If this still sounds great to you, then dive on in! You may end up getting a home that needs little updates and you will get a great price on a beautiful home. For more information on foreclosure homes, or to get started on buying one, contact us today!

Posted in Buying a Home
Sept. 6, 2018

10 Facts About Buying a Home

Real estate can get very confusing. It has changed over time and the market always changes. With that said, it’s great to read facts that you should know about buying a home. It will help to educate you with the process, and what false information that could be out there. Keep reading to learn more!

How much can you afford? There are many online calculators out there that can help determine how much you will be able to qualify for. This is one of the first steps in the home buying process.

Yes, a realtor is so important. It will save you money and keep you out of any potential legal issues. Although there is a fee, it will be well worth it.

There are many kinds of loans that you can get to receive your mortgage. Some loans require 20% down and some only require 3%. It’s important to shop around to get the loan that will best suit your needs.

Make sure that you always have a home inspection done. You have the right to have a home inspection down after you have negotiated the offer. This may have you come back and let the seller know any additional issues going on in the home.

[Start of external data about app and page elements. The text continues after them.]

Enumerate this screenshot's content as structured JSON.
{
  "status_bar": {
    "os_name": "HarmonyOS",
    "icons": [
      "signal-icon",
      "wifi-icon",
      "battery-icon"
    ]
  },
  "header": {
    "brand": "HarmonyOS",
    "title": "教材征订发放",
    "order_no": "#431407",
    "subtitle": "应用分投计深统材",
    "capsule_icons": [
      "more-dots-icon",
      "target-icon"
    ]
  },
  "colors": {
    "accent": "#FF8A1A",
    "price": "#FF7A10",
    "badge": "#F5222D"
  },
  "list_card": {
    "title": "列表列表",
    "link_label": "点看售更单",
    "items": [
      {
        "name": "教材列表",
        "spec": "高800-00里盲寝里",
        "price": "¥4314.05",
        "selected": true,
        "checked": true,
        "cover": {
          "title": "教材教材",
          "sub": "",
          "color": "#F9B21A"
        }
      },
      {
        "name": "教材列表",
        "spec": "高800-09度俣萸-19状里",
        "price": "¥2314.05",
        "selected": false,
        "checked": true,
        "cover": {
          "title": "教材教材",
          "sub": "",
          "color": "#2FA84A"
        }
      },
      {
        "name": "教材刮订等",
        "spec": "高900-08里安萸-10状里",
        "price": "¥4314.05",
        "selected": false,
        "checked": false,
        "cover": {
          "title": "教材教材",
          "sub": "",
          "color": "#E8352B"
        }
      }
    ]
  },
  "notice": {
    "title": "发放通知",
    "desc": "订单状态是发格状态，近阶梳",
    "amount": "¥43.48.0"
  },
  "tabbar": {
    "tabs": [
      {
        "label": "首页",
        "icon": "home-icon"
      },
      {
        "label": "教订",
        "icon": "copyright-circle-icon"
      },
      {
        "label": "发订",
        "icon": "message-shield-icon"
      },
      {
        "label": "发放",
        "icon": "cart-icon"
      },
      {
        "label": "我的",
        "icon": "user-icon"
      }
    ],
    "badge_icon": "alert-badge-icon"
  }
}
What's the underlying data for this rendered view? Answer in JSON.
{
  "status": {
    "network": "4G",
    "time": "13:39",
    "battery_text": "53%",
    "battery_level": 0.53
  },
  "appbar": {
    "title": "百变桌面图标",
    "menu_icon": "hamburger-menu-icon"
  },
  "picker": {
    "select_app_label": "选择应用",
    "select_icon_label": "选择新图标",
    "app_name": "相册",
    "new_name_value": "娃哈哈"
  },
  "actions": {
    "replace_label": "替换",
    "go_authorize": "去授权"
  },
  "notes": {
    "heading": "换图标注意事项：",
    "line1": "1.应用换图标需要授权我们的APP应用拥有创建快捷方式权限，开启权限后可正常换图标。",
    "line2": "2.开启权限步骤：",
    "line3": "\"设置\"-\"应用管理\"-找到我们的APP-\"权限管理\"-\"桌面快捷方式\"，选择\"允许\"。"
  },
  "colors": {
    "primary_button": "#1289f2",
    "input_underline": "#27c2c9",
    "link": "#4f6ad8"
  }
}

Understand that your loan has an application fees and this needs to be paid prior to closing.

The seller pays the realtor fees. Know that when you are buying, there are no realtor fees involved.

Understand how your payments work every month. Typically, your payments will not include the home owner’s insurance and property taxes like an online calculator will tell you. So, know each monthly charge prior to purchasing the home.

Get a copy of your credit report before you buy your home. This way you can correct any problems on your report before a lender sees it.

Your home has the best change of selling during the first 10 days on the market.

We hope that these tips helped! For more information on home buying, contact us today!

Posted in Buying a Home